→ ACTION ITEM
Could you please write out each line of the records exactly, minus the pictures?

→ MATERIAL SUPPLIED
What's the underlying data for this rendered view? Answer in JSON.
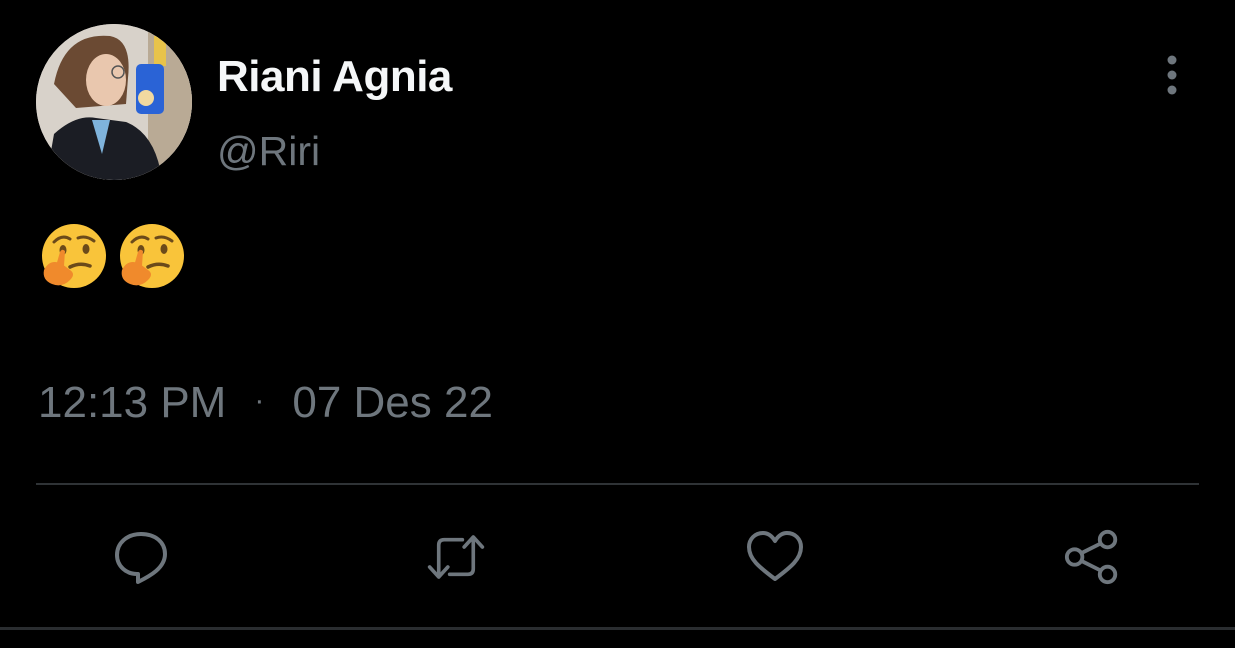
{
  "author": {
    "display_name": "Riani Agnia",
    "handle": "@Riri"
  },
  "tweet": {
    "content_emojis": [
      "thinking-face-emoji",
      "thinking-face-emoji"
    ],
    "time": "12:13 PM",
    "separator": "·",
    "date": "07 Des 22"
  },
  "actions": {
    "icons": [
      "reply-icon",
      "retweet-icon",
      "like-icon",
      "share-icon"
    ]
  },
  "colors": {
    "background": "#000000",
    "name_text": "#f5f7f8",
    "secondary_text": "#6e767d",
    "icon": "#6e767d",
    "divider": "#2f3336",
    "emoji_yellow": "#f9c43a",
    "emoji_hand": "#f08a2c"
  }
}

→ OUTPUT
What's the underlying data for this rendered view? Answer in JSON.
{
  "author": {
    "display_name": "Riani Agnia",
    "handle": "@Riri"
  },
  "tweet": {
    "content_emojis": [
      "thinking-face-emoji",
      "thinking-face-emoji"
    ],
    "time": "12:13 PM",
    "separator": "·",
    "date": "07 Des 22"
  },
  "actions": {
    "icons": [
      "reply-icon",
      "retweet-icon",
      "like-icon",
      "share-icon"
    ]
  },
  "colors": {
    "background": "#000000",
    "name_text": "#f5f7f8",
    "secondary_text": "#6e767d",
    "icon": "#6e767d",
    "divider": "#2f3336",
    "emoji_yellow": "#f9c43a",
    "emoji_hand": "#f08a2c"
  }
}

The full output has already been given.